While earnings reports will continue to flow in on Wednesday and beyond, investors are also going to watch closely the next two days as Federal Reserve Chairman Ben Bernanke gives Congress his semi-annual report on the economy.
Sheldon predicted that Bernanke would reaffirm comments made in the minutes of the Fed's June meeting, which were released last week. There, the Fed predicted that the economy will see softer growth in second half of the year.
If Bernanke is able to placate investors and help send stocks higher, it likely will be a temporary blip. The market has quickly shrugged off the chairman's comments in recent months, and focused instead on the latest bad economic or earnings report.
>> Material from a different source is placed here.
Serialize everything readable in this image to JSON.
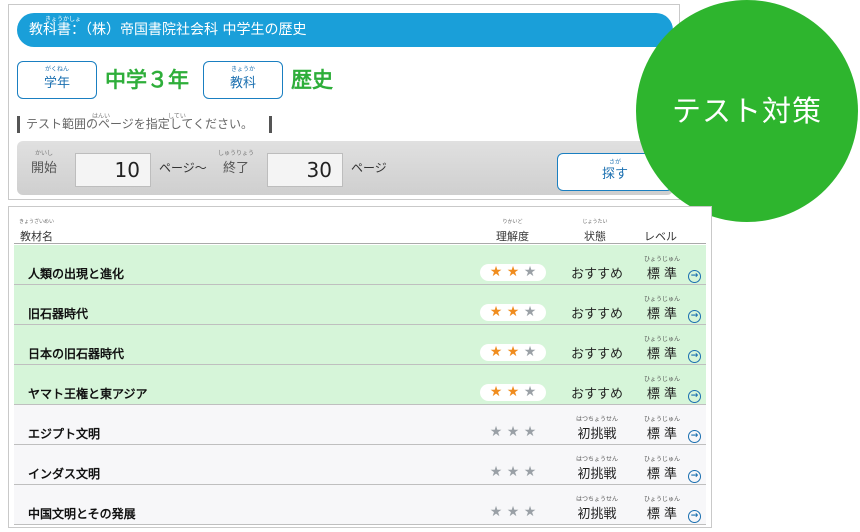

A downbeat report on the housing sector didn't help the market's early bad mood. The Commerce Department said home construction fell last month to the lowest level since October. The drop was mitigated by a 2.1 percent rise in building permit applications, an indicator of future activity.
Yahoo rose 10 cents in regular trading to $15.20, then dropped $1.10, or 7.2 percent, in after-hours trading. Apple rose $6.31 to $251.89 in regular trading, then surged another $7, or 2.8 percent, in extended trading after its results impressed investors.
Johnson & Johnson's revenues came in flat, and below what analysts were expecting. The company said several recalls of popular nonprescription medicines kept its top line in check. J&J's shares, a component of the Dow, fell 99 cents, or 2.7 percent to $58.58.
For some companies, even matching expectations for revenues isn't enough. Late Monday Texas Instruments reported revenues that came in line with estimates, but investors were disappointed that the company didn't report results as robust as come of its competitors. TI's shares slumped 78 cents, or 3 percent, to $24.77.
IBM fell $3.24, or 2.5 percent, to $126.52.
Goldman Sachs' results are being closely watched since investors are concerned about how much banks will be restricted from trading by new financial regulation reform. The bank's net income after paying preferred stock dividends fell 83 percent to $453 million on lower trading revenue and a charge to settle civil fraud charges brought by the government.
Goldman rose $3.23, or 2.2 percent, to $148.91.
Overseas, Britain's FTSE 100 fell 0.2 percent, Germany's DAX index fell 0.8 percent, and France's CAC-40 fell 0.7 percent. Japan's Nikkei stock average fell 1.2 percent.